  • Reassessing long-term frequency and severity trends in response to the adoption of AV.

The last piece may be difficult to quantify today without access to credible data. The National Highway Traffic Safety Administration (NHTSA) recently announced an initiative to compile data regarding ongoing AV testing to increase transparency and safety in developing AV systems. Reporting to this platform will be voluntary, and to date eight states and nine companies have agreed to participate. At this point, it is unclear whether the data that will be collected by NHTSA will include autonomous trucks or if it will contain enough information to make insurance decisions, so insurers may still want to consider ways to collect their own AV data or forge strategic partnerships with data owners that allow them to explore writing insurance policies for AV tech. Not being proactive in this space could lead to being edged out of the evolving auto and trucking market.

Going Beyond Commercial Auto

The impact of autonomous trucks goes well beyond commercial auto. While commercial auto insurance will certainly see the biggest disruption, other lines of business, including workers compensation, product liability, inland marine and cyber, will see new trends and emerging business opportunities for insurers.

For instance, consider the potential future impact of autonomous vehicles on workers compensation. Currently, one of the common causes of workers compensation claims for long-haul truckers is repetitive motion injuries from long hours spent sitting in the same position. Autonomous technology offers the potential to reduce repetitive motion injuries because drivers would be able to move around the cab while the truck is in operation. While that may sound implausible, a 2016 autonomous truck test demonstrated how a safety driver could step out of the driver’s seat and begin doing yoga on the floor of the cab while driving down the highway. A long-term goal is to completely remove drivers from highway segments, which would further decrease the likelihood of this type of injury.

But the largest impact to insurers will likely still come from a reduction in vehicle crashes that cause injury or fatality. Roughly 4,100 people died in crashes involving large trucks in the United States in 2018 alone, placing “heavy and tractor-trailer truck driver” as the deadliest occupation in the U.S. workforce. Besides the obvious emotional toll to those involved, from an insurer’s perspective driver fatalities are also some of the costliest workers compensation claims, and passenger vehicle fatalities contribute to high-severity commercial auto claims.

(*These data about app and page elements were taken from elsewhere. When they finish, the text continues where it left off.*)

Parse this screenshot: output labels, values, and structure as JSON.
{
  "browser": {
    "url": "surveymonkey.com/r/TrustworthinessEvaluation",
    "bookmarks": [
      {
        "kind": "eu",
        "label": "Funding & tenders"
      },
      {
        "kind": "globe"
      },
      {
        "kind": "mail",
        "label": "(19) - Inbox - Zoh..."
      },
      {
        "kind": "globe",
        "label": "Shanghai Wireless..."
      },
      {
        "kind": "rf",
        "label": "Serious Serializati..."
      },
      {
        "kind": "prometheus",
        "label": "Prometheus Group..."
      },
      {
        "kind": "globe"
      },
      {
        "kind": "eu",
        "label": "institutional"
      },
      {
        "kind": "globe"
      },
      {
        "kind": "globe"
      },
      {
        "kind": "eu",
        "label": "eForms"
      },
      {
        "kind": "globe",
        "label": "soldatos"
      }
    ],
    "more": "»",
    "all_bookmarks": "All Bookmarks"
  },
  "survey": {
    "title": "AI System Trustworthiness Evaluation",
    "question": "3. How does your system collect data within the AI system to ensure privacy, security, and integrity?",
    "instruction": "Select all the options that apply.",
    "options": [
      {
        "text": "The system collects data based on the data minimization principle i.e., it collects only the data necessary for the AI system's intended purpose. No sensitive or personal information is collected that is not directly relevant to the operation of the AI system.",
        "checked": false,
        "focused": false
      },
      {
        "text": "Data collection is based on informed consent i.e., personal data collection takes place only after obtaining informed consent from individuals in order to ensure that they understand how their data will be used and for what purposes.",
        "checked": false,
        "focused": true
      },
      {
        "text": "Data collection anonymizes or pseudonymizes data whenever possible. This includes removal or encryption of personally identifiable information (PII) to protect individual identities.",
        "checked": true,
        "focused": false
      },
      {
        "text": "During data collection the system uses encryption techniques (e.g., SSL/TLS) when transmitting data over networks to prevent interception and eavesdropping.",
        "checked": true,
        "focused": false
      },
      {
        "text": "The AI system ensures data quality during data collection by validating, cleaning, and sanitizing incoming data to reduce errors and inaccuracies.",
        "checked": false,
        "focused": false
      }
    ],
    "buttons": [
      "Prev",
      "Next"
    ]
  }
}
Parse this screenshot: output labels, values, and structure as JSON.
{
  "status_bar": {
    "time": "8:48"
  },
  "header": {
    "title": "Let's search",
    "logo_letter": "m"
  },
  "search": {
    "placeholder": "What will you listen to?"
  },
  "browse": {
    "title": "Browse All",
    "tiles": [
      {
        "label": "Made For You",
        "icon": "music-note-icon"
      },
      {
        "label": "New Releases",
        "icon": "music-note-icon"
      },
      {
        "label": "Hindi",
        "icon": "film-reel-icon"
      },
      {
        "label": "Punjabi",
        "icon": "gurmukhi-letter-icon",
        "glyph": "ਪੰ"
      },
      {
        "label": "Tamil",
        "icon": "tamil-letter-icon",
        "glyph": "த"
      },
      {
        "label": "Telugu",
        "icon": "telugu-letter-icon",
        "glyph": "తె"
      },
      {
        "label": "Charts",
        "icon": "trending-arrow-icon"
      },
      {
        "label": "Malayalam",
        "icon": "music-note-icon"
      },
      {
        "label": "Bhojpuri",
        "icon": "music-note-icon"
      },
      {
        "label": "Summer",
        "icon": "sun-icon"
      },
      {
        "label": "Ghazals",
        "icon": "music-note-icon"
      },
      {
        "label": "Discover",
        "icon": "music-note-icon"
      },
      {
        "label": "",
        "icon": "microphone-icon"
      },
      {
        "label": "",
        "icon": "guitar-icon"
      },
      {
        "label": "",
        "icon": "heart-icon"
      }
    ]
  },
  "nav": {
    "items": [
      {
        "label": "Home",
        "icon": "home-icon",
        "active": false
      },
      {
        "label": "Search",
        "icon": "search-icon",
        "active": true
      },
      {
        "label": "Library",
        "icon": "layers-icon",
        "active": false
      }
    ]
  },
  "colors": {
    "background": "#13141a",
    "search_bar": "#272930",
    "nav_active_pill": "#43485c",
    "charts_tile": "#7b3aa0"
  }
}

Milliman has estimated that autonomous trucks could reduce truck driver fatalities by 18.3 percent over the next 30 years by simply removing drivers from highway segments (see accompanying graph below). It’s worth noting that this reduction could be significantly higher if the rate of adoption is quicker than expected or if autonomous systems are proven to be safer operators than their human counterparts.

Plan Ahead

Autonomous trucks will begin to appear in fleets in the near future, so insurance companies need to have well-formulated plans to underwrite and price these new exposures in their commercial auto programs. Additionally, insurers that provide coverage for companies with truck-based distribution networks will need to consider the trickle-down effect of this technology on other lines of business. Autonomous technology is en route to fundamentally changing how the insurance industry will cover and price vehicle risk. Insurers should formulate their internal strategies now before these decisions are made for them.


Article Resources

The author relied on the following sources for some of the information contained in the article: